This seems quite interesting, however, it raises some questions: do they value or utilize these agricultural products efficiently and effectively? What are the main constraints that hinder the proper agricultural development of the region? Are all stakeholders involved in the process working synergistically? Where are the youths and women within the process? To which level do they incorporate the use of ICT to promote their agricultural commodities as a whole and cassava in particular? These are questions that call for answers.
The use of ICT in the agricultural development process in the Central African region is really to limited, compared to other African countries like Rwanda, Kenya, South Africa, etc., who are far more ahead in that domain and have well consolidated their grounds, in mainstreaming their agricultural development process to be more inclusive, thanks to ICT tools and technology.
From my point of view, access to relevant agricultural information technologies, for all food products and especially within the cassava value chain, can be a promising approach to improved food security; and bringing together practitioners, decision-makers, extensionists, youth and women, in a forum to find ways of improving the cassava value chain – as CTA and partners are doing with this meeting – is very important.
Unlike other cash crops likes cocoa, plantains, oil palms, maize, etc., cassava can be considered as one of the crops, that can and should contribute effectively to enhance the role agricultural commodities play in the economic growth process of many African states. This is considering its ability to thrive in less productive soils, need for less inputs compared to other crops, its potential to increase farm incomes, to help close the food gap, and to reduce rural and urban poverty. Cassava has other advantages, one of which is drought tolerance; this makes it a highly suitable food crop during periods of drought and famine, and especially in a climate change regime that many African countries now face.
Practical use of ICT and Mobile Apps in agricultural value chains
Nowadays, many young people can’t imagine life without their phones, especially those with Smartphones with popular mobile apps such as Facebook Messenger, Whatsapp, Imo, Snapchat, Instagram, just to name a few. Some of these apps have been incorporated into the agricultural research and development process and the results are really promising.
Let me share a firsthand experience I have had, thanks to ICT tools and mobile apps, within the cassava value chain in particular and with agriculture as a whole:

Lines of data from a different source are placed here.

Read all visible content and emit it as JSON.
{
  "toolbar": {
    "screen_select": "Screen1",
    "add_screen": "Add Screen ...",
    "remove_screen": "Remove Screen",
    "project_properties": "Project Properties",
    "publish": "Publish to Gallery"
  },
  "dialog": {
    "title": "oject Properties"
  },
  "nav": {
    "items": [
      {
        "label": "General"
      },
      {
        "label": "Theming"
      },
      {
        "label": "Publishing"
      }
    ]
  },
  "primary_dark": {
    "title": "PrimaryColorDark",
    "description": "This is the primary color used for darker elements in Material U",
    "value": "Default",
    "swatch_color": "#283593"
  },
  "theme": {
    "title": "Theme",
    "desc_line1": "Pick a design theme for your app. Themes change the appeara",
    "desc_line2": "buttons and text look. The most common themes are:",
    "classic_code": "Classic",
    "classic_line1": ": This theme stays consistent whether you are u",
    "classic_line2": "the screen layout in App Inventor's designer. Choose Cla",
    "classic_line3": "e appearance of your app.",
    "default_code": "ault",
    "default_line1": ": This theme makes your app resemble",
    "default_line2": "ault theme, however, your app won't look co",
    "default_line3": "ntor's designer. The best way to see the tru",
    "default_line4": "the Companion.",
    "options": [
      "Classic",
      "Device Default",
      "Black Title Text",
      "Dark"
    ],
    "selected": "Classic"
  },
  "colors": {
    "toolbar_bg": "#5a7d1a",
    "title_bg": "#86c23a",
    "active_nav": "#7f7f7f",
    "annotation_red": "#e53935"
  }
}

While browsing one day on Facebook, with my Smartphone, I came across a home country agricultural group known as ‘AGRICULTURE LEADER’ which I joined immediately. A week or two after, a call for mobile phone numbers was launched on the group page, for all those wishing to be part of the Whatsapp group known as ‘CLINIQUE AGRICOLE’ and after sending my number, I was added there too.
I would say that it has been worth being part of the group. I have had the opportunity to perceive the passion of youth and women in agriculture, thanks to Whatsapp. Within a short time, the number of members (256 max) rose to its maximum and now, it’s quite difficult to be introduced. Members are all passionate about agriculture, and working in the agriculture and livestock domain – thus we have a very pluralistic and highly inter-disciplinary platform.
Every Sunday, we have an in-group (online) workshop, in which a particular agricultural commodity or ARD related topic, is chosen and shared by a member. After that, the floor is open for questions/answers, exchange and interactions, related to the topic proposed. It is from there that I knew better about the whole cassava value chain and much more. Members share pictures of their farms, problems they face on the field, diseases that affects their crops and livestock, and all find relevant solutions that, when applied in the field, bring splendid outcomes in terms of production, merchandising, transformation, etc.
This is one of the ways ICT tools and mobile apps promote youth and women inclusiveness within the agricultural value chain, and this approach can be adapted to the cassava value chain also. This is why CTA and partners have brought together different stakeholders this week to have discussion on the needed tools and approaches to improve the cassava value chain in the Central Africa region. Follow the discussions online through the hashtag : #Cassava2016